** Opening AVAILABLE RECORDS block **
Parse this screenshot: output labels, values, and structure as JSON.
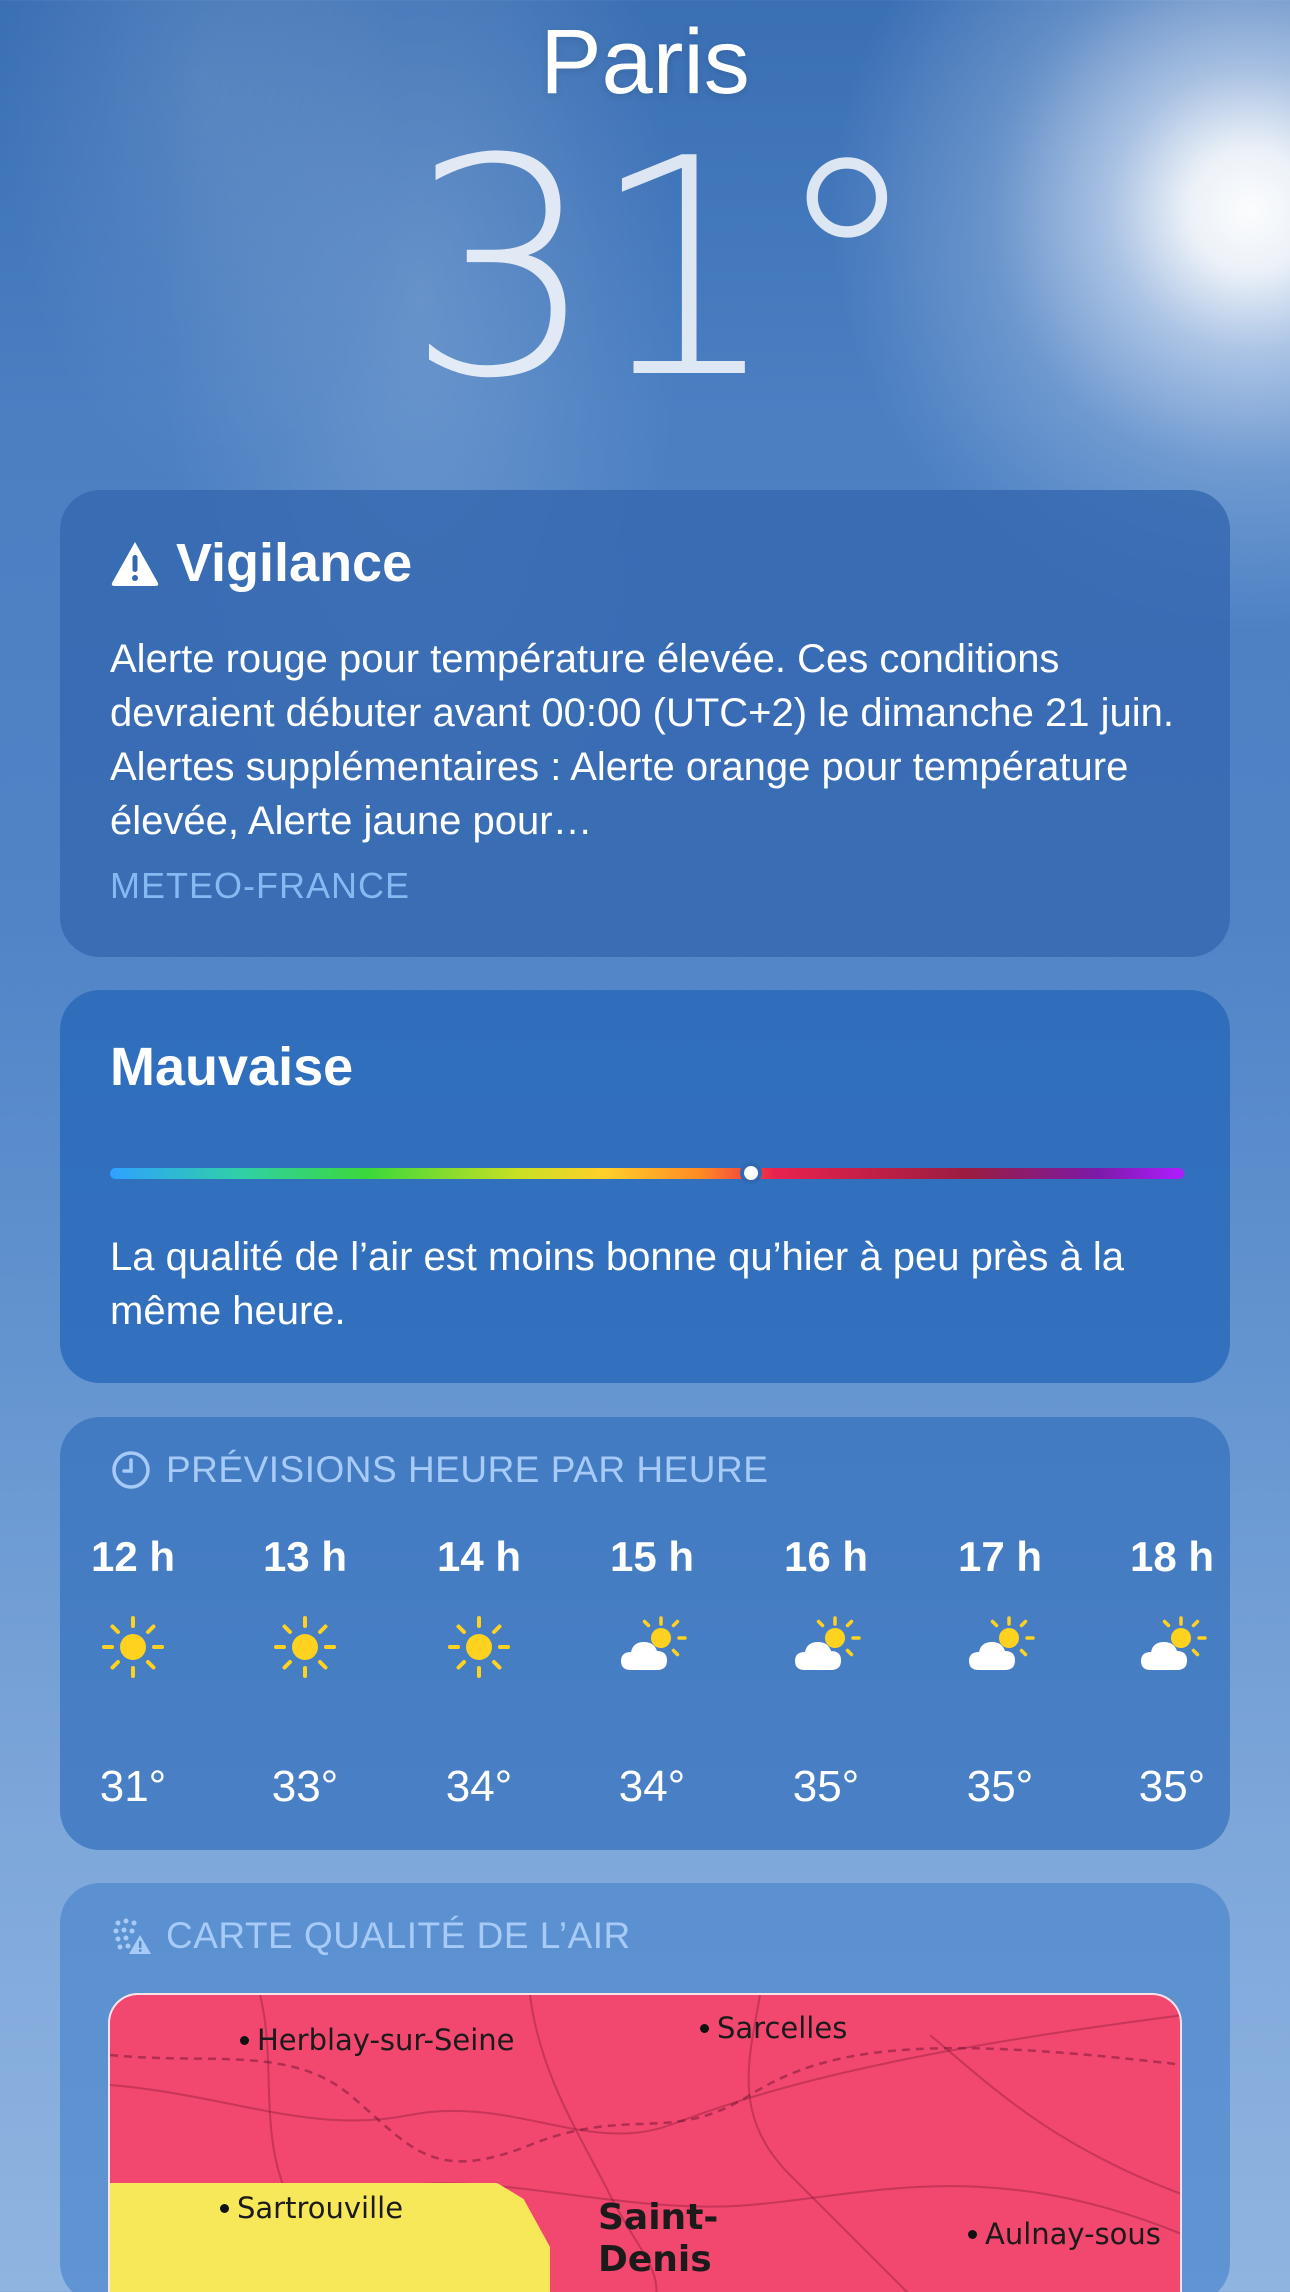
{
  "header": {
    "city": "Paris",
    "temperature": "31°"
  },
  "alert": {
    "title": "Vigilance",
    "icon": "warning-triangle-icon",
    "text": "Alerte rouge pour température élevée. Ces conditions devraient débuter avant 00:00 (UTC+2) le dimanche 21 juin. Alertes supplémentaires : Alerte orange pour température élevée, Alerte jaune pour…",
    "source": "METEO-FRANCE"
  },
  "air_quality": {
    "level": "Mauvaise",
    "indicator_position": 0.597,
    "description": "La qualité de l’air est moins bonne qu’hier à peu près à la même heure.",
    "colors": [
      "#2fa1ff",
      "#3bd83b",
      "#ffd02a",
      "#ff8a24",
      "#e8224e",
      "#9a1c40",
      "#b01cff"
    ]
  },
  "hourly": {
    "header": "PRÉVISIONS HEURE PAR HEURE",
    "icon": "clock-icon",
    "items": [
      {
        "hour": "12 h",
        "icon": "sun-icon",
        "temp": "31°"
      },
      {
        "hour": "13 h",
        "icon": "sun-icon",
        "temp": "33°"
      },
      {
        "hour": "14 h",
        "icon": "sun-icon",
        "temp": "34°"
      },
      {
        "hour": "15 h",
        "icon": "partly-cloudy-icon",
        "temp": "34°"
      },
      {
        "hour": "16 h",
        "icon": "partly-cloudy-icon",
        "temp": "35°"
      },
      {
        "hour": "17 h",
        "icon": "partly-cloudy-icon",
        "temp": "35°"
      },
      {
        "hour": "18 h",
        "icon": "partly-cloudy-icon",
        "temp": "35°"
      }
    ]
  },
  "map": {
    "header": "CARTE QUALITÉ DE L’AIR",
    "icon": "air-quality-map-icon",
    "places": {
      "herblay": "Herblay-sur-Seine",
      "sarcelles": "Sarcelles",
      "sartrouville": "Sartrouville",
      "saint_denis": "Saint-\nDenis",
      "aulnay": "Aulnay-sous"
    }
  }
}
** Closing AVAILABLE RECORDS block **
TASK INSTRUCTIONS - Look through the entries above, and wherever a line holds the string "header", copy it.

EXERCISE RESULT -
  "header": {
    "header": "PRÉVISIONS HEURE PAR HEURE",
    "header": "CARTE QUALITÉ DE L’AIR",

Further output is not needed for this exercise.